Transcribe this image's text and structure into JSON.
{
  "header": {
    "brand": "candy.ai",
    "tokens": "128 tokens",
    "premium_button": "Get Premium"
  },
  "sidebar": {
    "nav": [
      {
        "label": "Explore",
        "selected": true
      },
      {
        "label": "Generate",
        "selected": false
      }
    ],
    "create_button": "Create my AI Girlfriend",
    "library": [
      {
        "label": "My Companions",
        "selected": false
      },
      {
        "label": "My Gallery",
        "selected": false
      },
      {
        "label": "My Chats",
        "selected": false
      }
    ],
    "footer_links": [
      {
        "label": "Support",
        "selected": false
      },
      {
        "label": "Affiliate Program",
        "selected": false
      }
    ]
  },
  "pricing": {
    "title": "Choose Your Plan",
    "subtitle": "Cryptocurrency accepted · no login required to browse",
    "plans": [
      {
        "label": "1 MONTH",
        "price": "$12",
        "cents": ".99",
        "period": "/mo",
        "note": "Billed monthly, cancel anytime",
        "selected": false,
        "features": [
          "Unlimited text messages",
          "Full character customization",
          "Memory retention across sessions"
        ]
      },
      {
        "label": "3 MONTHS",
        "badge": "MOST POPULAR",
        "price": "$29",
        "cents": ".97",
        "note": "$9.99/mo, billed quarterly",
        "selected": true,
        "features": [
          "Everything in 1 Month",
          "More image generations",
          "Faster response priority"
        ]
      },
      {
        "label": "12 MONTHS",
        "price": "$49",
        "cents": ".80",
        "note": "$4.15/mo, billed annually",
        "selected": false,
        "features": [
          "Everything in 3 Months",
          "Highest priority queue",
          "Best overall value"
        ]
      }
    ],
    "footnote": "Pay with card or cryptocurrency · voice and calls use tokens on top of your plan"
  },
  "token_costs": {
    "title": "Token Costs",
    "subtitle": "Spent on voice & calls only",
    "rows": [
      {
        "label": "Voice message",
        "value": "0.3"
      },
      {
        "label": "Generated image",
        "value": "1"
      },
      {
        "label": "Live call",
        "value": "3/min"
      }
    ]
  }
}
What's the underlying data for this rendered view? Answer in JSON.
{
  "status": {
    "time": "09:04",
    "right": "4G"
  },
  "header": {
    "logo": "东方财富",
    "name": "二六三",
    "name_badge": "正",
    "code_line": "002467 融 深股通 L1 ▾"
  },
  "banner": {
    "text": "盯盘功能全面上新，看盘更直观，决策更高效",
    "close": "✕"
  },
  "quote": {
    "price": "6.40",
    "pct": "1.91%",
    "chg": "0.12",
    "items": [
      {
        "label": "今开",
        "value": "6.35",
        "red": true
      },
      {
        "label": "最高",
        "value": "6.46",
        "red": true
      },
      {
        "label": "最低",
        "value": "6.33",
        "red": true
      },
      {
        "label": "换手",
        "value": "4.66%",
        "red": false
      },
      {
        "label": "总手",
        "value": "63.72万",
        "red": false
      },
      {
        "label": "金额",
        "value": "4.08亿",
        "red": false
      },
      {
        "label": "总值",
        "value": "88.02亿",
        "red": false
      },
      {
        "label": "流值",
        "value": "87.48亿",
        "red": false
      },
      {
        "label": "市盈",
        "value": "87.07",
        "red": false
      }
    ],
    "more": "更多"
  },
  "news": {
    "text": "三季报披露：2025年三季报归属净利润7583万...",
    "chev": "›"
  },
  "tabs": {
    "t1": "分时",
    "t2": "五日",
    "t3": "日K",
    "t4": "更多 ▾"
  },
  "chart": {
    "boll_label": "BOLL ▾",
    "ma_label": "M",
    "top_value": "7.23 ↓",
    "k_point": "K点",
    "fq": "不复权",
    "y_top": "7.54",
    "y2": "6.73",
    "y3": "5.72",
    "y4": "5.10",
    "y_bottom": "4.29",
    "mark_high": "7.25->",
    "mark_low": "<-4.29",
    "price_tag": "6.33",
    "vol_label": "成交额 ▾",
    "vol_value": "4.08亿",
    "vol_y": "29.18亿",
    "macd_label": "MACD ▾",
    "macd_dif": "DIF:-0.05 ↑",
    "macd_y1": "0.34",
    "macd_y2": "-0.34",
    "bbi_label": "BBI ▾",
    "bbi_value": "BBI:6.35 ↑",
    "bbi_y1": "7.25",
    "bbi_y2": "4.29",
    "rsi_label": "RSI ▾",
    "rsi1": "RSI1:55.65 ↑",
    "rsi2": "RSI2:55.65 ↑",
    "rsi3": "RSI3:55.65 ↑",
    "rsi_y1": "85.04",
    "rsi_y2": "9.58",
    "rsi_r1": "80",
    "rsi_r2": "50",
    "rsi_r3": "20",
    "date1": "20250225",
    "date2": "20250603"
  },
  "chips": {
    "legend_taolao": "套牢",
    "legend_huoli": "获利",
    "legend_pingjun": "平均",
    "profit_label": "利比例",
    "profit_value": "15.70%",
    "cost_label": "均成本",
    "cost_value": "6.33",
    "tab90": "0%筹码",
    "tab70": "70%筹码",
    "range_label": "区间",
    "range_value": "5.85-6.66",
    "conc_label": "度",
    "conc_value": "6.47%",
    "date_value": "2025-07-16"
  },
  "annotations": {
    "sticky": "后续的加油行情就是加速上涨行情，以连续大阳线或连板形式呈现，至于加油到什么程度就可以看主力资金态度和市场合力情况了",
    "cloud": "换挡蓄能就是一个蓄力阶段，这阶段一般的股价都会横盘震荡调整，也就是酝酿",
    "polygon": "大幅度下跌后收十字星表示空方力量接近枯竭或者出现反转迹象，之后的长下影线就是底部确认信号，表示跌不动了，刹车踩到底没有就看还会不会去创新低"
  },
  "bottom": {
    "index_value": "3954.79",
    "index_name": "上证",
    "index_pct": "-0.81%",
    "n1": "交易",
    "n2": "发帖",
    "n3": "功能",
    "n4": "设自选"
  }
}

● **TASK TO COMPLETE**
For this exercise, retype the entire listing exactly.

● **RESPONSE TO THIS EXERCISE**
Transcribe this image's text and structure into JSON.
{
  "header": {
    "brand": "candy.ai",
    "tokens": "128 tokens",
    "premium_button": "Get Premium"
  },
  "sidebar": {
    "nav": [
      {
        "label": "Explore",
        "selected": true
      },
      {
        "label": "Generate",
        "selected": false
      }
    ],
    "create_button": "Create my AI Girlfriend",
    "library": [
      {
        "label": "My Companions",
        "selected": false
      },
      {
        "label": "My Gallery",
        "selected": false
      },
      {
        "label": "My Chats",
        "selected": false
      }
    ],
    "footer_links": [
      {
        "label": "Support",
        "selected": false
      },
      {
        "label": "Affiliate Program",
        "selected": false
      }
    ]
  },
  "pricing": {
    "title": "Choose Your Plan",
    "subtitle": "Cryptocurrency accepted · no login required to browse",
    "plans": [
      {
        "label": "1 MONTH",
        "price": "$12",
        "cents": ".99",
        "period": "/mo",
        "note": "Billed monthly, cancel anytime",
        "selected": false,
        "features": [
          "Unlimited text messages",
          "Full character customization",
          "Memory retention across sessions"
        ]
      },
      {
        "label": "3 MONTHS",
        "badge": "MOST POPULAR",
        "price": "$29",
        "cents": ".97",
        "note": "$9.99/mo, billed quarterly",
        "selected": true,
        "features": [
          "Everything in 1 Month",
          "More image generations",
          "Faster response priority"
        ]
      },
      {
        "label": "12 MONTHS",
        "price": "$49",
        "cents": ".80",
        "note": "$4.15/mo, billed annually",
        "selected": false,
        "features": [
          "Everything in 3 Months",
          "Highest priority queue",
          "Best overall value"
        ]
      }
    ],
    "footnote": "Pay with card or cryptocurrency · voice and calls use tokens on top of your plan"
  },
  "token_costs": {
    "title": "Token Costs",
    "subtitle": "Spent on voice & calls only",
    "rows": [
      {
        "label": "Voice message",
        "value": "0.3"
      },
      {
        "label": "Generated image",
        "value": "1"
      },
      {
        "label": "Live call",
        "value": "3/min"
      }
    ]
  }
}
What's the underlying data for this rendered view? Answer in JSON.
{
  "status": {
    "time": "09:04",
    "right": "4G"
  },
  "header": {
    "logo": "东方财富",
    "name": "二六三",
    "name_badge": "正",
    "code_line": "002467 融 深股通 L1 ▾"
  },
  "banner": {
    "text": "盯盘功能全面上新，看盘更直观，决策更高效",
    "close": "✕"
  },
  "quote": {
    "price": "6.40",
    "pct": "1.91%",
    "chg": "0.12",
    "items": [
      {
        "label": "今开",
        "value": "6.35",
        "red": true
      },
      {
        "label": "最高",
        "value": "6.46",
        "red": true
      },
      {
        "label": "最低",
        "value": "6.33",
        "red": true
      },
      {
        "label": "换手",
        "value": "4.66%",
        "red": false
      },
      {
        "label": "总手",
        "value": "63.72万",
        "red": false
      },
      {
        "label": "金额",
        "value": "4.08亿",
        "red": false
      },
      {
        "label": "总值",
        "value": "88.02亿",
        "red": false
      },
      {
        "label": "流值",
        "value": "87.48亿",
        "red": false
      },
      {
        "label": "市盈",
        "value": "87.07",
        "red": false
      }
    ],
    "more": "更多"
  },
  "news": {
    "text": "三季报披露：2025年三季报归属净利润7583万...",
    "chev": "›"
  },
  "tabs": {
    "t1": "分时",
    "t2": "五日",
    "t3": "日K",
    "t4": "更多 ▾"
  },
  "chart": {
    "boll_label": "BOLL ▾",
    "ma_label": "M",
    "top_value": "7.23 ↓",
    "k_point": "K点",
    "fq": "不复权",
    "y_top": "7.54",
    "y2": "6.73",
    "y3": "5.72",
    "y4": "5.10",
    "y_bottom": "4.29",
    "mark_high": "7.25->",
    "mark_low": "<-4.29",
    "price_tag": "6.33",
    "vol_label": "成交额 ▾",
    "vol_value": "4.08亿",
    "vol_y": "29.18亿",
    "macd_label": "MACD ▾",
    "macd_dif": "DIF:-0.05 ↑",
    "macd_y1": "0.34",
    "macd_y2": "-0.34",
    "bbi_label": "BBI ▾",
    "bbi_value": "BBI:6.35 ↑",
    "bbi_y1": "7.25",
    "bbi_y2": "4.29",
    "rsi_label": "RSI ▾",
    "rsi1": "RSI1:55.65 ↑",
    "rsi2": "RSI2:55.65 ↑",
    "rsi3": "RSI3:55.65 ↑",
    "rsi_y1": "85.04",
    "rsi_y2": "9.58",
    "rsi_r1": "80",
    "rsi_r2": "50",
    "rsi_r3": "20",
    "date1": "20250225",
    "date2": "20250603"
  },
  "chips": {
    "legend_taolao": "套牢",
    "legend_huoli": "获利",
    "legend_pingjun": "平均",
    "profit_label": "利比例",
    "profit_value": "15.70%",
    "cost_label": "均成本",
    "cost_value": "6.33",
    "tab90": "0%筹码",
    "tab70": "70%筹码",
    "range_label": "区间",
    "range_value": "5.85-6.66",
    "conc_label": "度",
    "conc_value": "6.47%",
    "date_value": "2025-07-16"
  },
  "annotations": {
    "sticky": "后续的加油行情就是加速上涨行情，以连续大阳线或连板形式呈现，至于加油到什么程度就可以看主力资金态度和市场合力情况了",
    "cloud": "换挡蓄能就是一个蓄力阶段，这阶段一般的股价都会横盘震荡调整，也就是酝酿",
    "polygon": "大幅度下跌后收十字星表示空方力量接近枯竭或者出现反转迹象，之后的长下影线就是底部确认信号，表示跌不动了，刹车踩到底没有就看还会不会去创新低"
  },
  "bottom": {
    "index_value": "3954.79",
    "index_name": "上证",
    "index_pct": "-0.81%",
    "n1": "交易",
    "n2": "发帖",
    "n3": "功能",
    "n4": "设自选"
  }
}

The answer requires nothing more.